“Cogito et Histoire de la Folie.” Jacques Derrida.
Eats Shoots and Leaves: The Zero Tolerance Approach to Punctuation. Lynne Truss.
The Elements of Style. William Strunk.
New Oxford American Dictionary. Edited by Angus Stevenson and Christine A. Lindberg.
The Norton Anthology of World Literature. Martin Puchner, et al.
The Norton Introduction to Philosophy. Gideon Rosen and Alex Byrne.
Woe is I: The Grammarphobe’s Guide to Better English in Plain English. Patricia T. O’Conner
Writing Fiction: A Guide to Narrative Craft. Janet Burroway, Elizabeth Stuckey-French & Ned Stuckey-French.

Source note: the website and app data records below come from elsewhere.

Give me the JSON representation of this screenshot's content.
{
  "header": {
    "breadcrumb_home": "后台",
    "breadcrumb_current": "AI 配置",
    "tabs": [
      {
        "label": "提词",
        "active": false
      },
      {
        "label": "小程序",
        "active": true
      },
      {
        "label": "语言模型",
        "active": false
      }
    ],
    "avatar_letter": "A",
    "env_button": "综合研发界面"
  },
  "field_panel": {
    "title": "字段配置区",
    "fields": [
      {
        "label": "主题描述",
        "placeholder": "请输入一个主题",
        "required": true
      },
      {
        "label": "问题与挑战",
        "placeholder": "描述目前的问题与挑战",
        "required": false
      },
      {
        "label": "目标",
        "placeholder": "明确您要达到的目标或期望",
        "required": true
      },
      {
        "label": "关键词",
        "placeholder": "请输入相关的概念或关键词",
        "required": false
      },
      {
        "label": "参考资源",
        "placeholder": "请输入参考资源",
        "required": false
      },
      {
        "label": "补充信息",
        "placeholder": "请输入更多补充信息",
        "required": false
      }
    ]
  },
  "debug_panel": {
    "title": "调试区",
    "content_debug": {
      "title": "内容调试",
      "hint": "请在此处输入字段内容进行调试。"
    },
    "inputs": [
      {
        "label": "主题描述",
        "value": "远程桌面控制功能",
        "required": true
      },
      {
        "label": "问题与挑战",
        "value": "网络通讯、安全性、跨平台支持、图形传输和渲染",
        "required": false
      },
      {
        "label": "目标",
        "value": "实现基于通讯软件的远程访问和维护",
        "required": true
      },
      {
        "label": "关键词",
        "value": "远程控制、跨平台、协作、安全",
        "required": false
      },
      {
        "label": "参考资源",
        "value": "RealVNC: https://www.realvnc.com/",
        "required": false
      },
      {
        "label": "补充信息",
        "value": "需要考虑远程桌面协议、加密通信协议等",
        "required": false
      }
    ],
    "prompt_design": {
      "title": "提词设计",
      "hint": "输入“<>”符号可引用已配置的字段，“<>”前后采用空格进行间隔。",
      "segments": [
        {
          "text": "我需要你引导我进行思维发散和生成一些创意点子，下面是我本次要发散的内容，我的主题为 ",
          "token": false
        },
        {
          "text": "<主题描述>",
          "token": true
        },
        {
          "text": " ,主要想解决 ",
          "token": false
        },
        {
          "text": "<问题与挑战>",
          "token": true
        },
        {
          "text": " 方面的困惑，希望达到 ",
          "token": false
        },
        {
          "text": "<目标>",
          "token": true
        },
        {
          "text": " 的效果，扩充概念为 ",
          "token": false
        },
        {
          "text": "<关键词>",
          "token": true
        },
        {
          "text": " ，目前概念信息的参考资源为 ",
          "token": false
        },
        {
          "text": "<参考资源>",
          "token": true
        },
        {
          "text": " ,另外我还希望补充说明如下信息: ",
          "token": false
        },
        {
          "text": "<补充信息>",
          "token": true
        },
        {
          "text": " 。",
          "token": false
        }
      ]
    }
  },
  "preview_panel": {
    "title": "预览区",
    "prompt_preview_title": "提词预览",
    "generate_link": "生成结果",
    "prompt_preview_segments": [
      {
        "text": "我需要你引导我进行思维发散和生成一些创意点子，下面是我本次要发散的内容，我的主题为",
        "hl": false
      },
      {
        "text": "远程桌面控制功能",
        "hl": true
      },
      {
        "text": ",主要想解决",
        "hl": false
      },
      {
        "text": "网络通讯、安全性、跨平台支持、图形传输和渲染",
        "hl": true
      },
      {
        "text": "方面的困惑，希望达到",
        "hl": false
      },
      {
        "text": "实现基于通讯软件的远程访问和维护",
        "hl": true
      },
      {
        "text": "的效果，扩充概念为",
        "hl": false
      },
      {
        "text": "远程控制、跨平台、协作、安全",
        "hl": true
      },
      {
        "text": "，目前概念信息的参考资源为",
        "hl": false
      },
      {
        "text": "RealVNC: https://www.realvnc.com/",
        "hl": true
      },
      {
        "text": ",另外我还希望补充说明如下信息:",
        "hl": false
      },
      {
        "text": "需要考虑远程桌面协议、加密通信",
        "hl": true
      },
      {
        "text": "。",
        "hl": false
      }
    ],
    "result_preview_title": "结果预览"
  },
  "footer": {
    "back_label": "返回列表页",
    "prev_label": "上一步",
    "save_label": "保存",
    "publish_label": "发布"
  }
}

Writing the Other. Nisi Shawl and Cynthia Ward.« Back to Reference Index